Why the locations? Iowa is obvious, but why Wisconsin/Minnesota?
Well, when I was growing up...Des Moines is not an A market for bands, so we’d have to drive to Minneapolis or Wisconsin to check things out. It’s just under the drive to Chicago, which is the furthest. Depending on the time of year it can be—you know, five and a half hours doesn’t seem like much, but coming back that night, basically getting there, experiencing everything you need to experience, then having to get back for the next day at work, I mean, it can kill you, you know? But you do it for rock ’n’ roll. So this was the philosophy, this was how we had to do it. We wanted to keep it Midwest, keep it what it is that we are and what makes sense. And a lot of tickets have been bought from Chicago, which is cool—people from Chicago are buying tickets for the Somerset show, which is the direct opposite of when I would go as far as Chicago to go to a show because it’s not coming to Des Moines. They’re buying tickets for Somerset because it’s not coming there. That’s why. It’s important to remember where we’re from, and where it all started, and more importantly, what did we do when we were young and loved music? What were the sacrifices we made to enjoy what we loved, what I consider God, which is music? I would always have to go to Chicago to see the bands that I loved, and it was hard as hell. Also, Somerset is a place where camping is allowed, and that was important to us. We wanted to bring that European philosophy to this. You can bring a tent, and we’re starting that refugee camp culture. That’s a big deal for us, because that’s what we’ve been doing our whole career, is going over there—Reading, Leeds, Rock am Ring, Rock im Park, Graspop, Download, Knebworth, it goes on and on and on over there. I can remember going to Norway and driving further and further into the woods and just seeing tents everywhere in the trees. It was like being in a movie, and I was like, God, can you imagine growing up this way?

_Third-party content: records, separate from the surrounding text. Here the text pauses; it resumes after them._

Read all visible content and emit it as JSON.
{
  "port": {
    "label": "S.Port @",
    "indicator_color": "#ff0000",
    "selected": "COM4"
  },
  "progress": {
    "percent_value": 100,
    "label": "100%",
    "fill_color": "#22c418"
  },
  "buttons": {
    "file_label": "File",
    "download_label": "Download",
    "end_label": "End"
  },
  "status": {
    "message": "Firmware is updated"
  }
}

Where this is the way it is, and your parents know that you’re gonna be gone for four days, enjoying culture and life and meeting new people? That is important to us. That is a definite start on what we’re trying to accomplish.